Records for processing —
BEGIN
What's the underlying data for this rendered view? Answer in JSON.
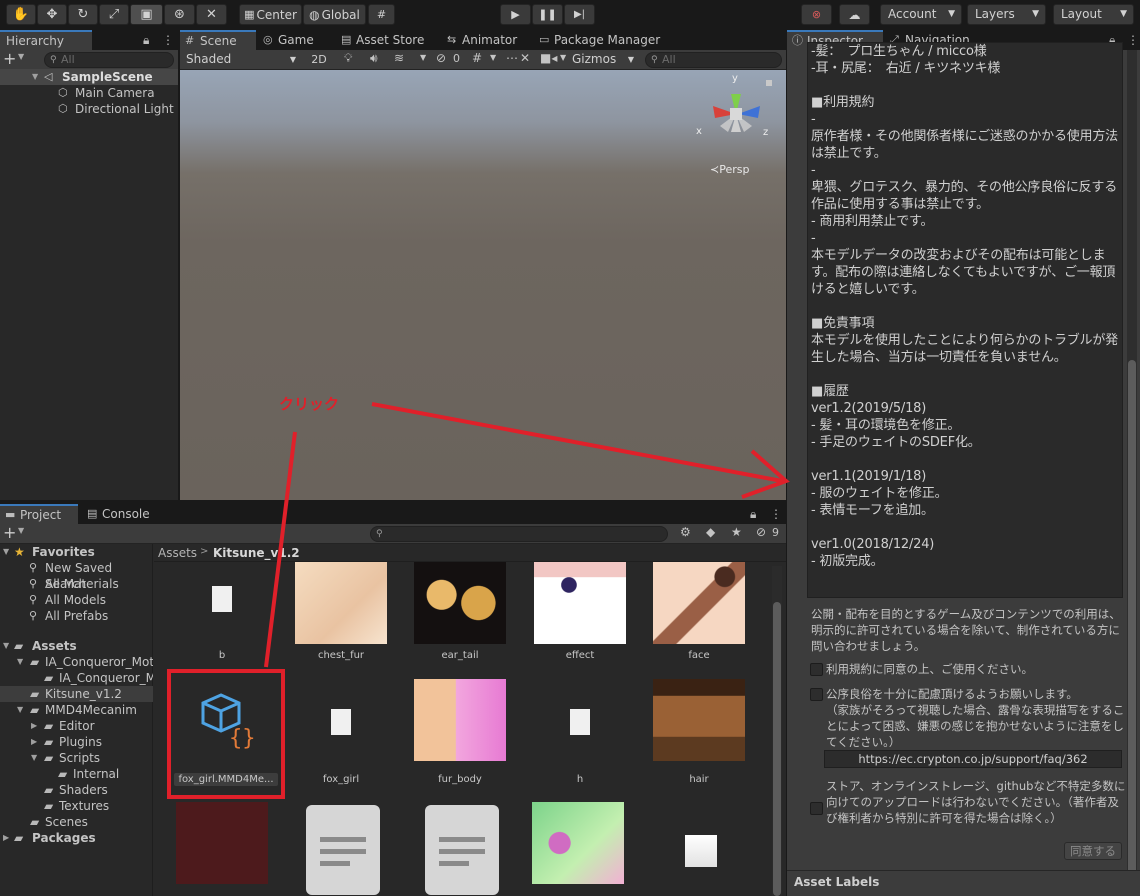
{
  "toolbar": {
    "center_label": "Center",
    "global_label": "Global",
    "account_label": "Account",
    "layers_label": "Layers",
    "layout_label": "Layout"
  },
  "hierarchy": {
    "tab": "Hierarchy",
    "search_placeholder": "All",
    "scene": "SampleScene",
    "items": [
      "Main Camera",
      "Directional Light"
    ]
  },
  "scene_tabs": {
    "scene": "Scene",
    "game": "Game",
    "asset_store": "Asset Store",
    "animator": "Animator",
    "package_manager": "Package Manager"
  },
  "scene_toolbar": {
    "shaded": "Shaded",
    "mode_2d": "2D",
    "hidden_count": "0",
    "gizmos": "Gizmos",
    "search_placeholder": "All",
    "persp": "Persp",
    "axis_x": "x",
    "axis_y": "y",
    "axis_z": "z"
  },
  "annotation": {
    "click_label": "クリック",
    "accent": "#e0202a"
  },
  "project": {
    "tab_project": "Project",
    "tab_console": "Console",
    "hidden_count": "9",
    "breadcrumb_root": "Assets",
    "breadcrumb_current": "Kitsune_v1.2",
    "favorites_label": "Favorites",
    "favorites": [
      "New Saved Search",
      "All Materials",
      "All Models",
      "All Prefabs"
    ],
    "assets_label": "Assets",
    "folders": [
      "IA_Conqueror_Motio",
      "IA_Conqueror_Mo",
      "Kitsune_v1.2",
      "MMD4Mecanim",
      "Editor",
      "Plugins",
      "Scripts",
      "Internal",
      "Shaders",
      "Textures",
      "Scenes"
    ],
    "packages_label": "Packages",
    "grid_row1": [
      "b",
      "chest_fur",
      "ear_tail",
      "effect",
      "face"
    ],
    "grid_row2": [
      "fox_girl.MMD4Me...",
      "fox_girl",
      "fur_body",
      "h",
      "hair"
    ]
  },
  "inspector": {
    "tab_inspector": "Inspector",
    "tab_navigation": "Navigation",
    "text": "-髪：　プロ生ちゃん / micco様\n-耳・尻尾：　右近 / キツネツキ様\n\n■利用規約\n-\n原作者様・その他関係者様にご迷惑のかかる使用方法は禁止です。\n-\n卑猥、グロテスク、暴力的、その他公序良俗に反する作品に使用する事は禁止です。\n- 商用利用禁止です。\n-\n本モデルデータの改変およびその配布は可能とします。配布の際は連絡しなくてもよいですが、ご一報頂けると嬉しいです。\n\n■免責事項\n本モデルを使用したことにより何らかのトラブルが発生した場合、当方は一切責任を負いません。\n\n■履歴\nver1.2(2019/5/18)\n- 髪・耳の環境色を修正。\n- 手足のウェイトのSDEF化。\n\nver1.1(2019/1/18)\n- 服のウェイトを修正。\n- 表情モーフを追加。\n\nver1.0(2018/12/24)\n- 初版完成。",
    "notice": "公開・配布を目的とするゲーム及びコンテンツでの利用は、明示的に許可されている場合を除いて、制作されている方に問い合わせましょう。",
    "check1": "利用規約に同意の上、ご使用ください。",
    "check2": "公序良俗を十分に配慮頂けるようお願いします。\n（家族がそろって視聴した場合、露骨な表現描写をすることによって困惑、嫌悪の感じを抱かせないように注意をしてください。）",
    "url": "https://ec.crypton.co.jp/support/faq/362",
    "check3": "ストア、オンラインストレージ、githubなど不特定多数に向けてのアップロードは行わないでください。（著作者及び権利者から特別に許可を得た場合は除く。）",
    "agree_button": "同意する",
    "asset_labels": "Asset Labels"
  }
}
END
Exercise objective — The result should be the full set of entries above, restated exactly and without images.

The answer —
What's the underlying data for this rendered view? Answer in JSON.
{
  "toolbar": {
    "center_label": "Center",
    "global_label": "Global",
    "account_label": "Account",
    "layers_label": "Layers",
    "layout_label": "Layout"
  },
  "hierarchy": {
    "tab": "Hierarchy",
    "search_placeholder": "All",
    "scene": "SampleScene",
    "items": [
      "Main Camera",
      "Directional Light"
    ]
  },
  "scene_tabs": {
    "scene": "Scene",
    "game": "Game",
    "asset_store": "Asset Store",
    "animator": "Animator",
    "package_manager": "Package Manager"
  },
  "scene_toolbar": {
    "shaded": "Shaded",
    "mode_2d": "2D",
    "hidden_count": "0",
    "gizmos": "Gizmos",
    "search_placeholder": "All",
    "persp": "Persp",
    "axis_x": "x",
    "axis_y": "y",
    "axis_z": "z"
  },
  "annotation": {
    "click_label": "クリック",
    "accent": "#e0202a"
  },
  "project": {
    "tab_project": "Project",
    "tab_console": "Console",
    "hidden_count": "9",
    "breadcrumb_root": "Assets",
    "breadcrumb_current": "Kitsune_v1.2",
    "favorites_label": "Favorites",
    "favorites": [
      "New Saved Search",
      "All Materials",
      "All Models",
      "All Prefabs"
    ],
    "assets_label": "Assets",
    "folders": [
      "IA_Conqueror_Motio",
      "IA_Conqueror_Mo",
      "Kitsune_v1.2",
      "MMD4Mecanim",
      "Editor",
      "Plugins",
      "Scripts",
      "Internal",
      "Shaders",
      "Textures",
      "Scenes"
    ],
    "packages_label": "Packages",
    "grid_row1": [
      "b",
      "chest_fur",
      "ear_tail",
      "effect",
      "face"
    ],
    "grid_row2": [
      "fox_girl.MMD4Me...",
      "fox_girl",
      "fur_body",
      "h",
      "hair"
    ]
  },
  "inspector": {
    "tab_inspector": "Inspector",
    "tab_navigation": "Navigation",
    "text": "-髪：　プロ生ちゃん / micco様\n-耳・尻尾：　右近 / キツネツキ様\n\n■利用規約\n-\n原作者様・その他関係者様にご迷惑のかかる使用方法は禁止です。\n-\n卑猥、グロテスク、暴力的、その他公序良俗に反する作品に使用する事は禁止です。\n- 商用利用禁止です。\n-\n本モデルデータの改変およびその配布は可能とします。配布の際は連絡しなくてもよいですが、ご一報頂けると嬉しいです。\n\n■免責事項\n本モデルを使用したことにより何らかのトラブルが発生した場合、当方は一切責任を負いません。\n\n■履歴\nver1.2(2019/5/18)\n- 髪・耳の環境色を修正。\n- 手足のウェイトのSDEF化。\n\nver1.1(2019/1/18)\n- 服のウェイトを修正。\n- 表情モーフを追加。\n\nver1.0(2018/12/24)\n- 初版完成。",
    "notice": "公開・配布を目的とするゲーム及びコンテンツでの利用は、明示的に許可されている場合を除いて、制作されている方に問い合わせましょう。",
    "check1": "利用規約に同意の上、ご使用ください。",
    "check2": "公序良俗を十分に配慮頂けるようお願いします。\n（家族がそろって視聴した場合、露骨な表現描写をすることによって困惑、嫌悪の感じを抱かせないように注意をしてください。）",
    "url": "https://ec.crypton.co.jp/support/faq/362",
    "check3": "ストア、オンラインストレージ、githubなど不特定多数に向けてのアップロードは行わないでください。（著作者及び権利者から特別に許可を得た場合は除く。）",
    "agree_button": "同意する",
    "asset_labels": "Asset Labels"
  }
}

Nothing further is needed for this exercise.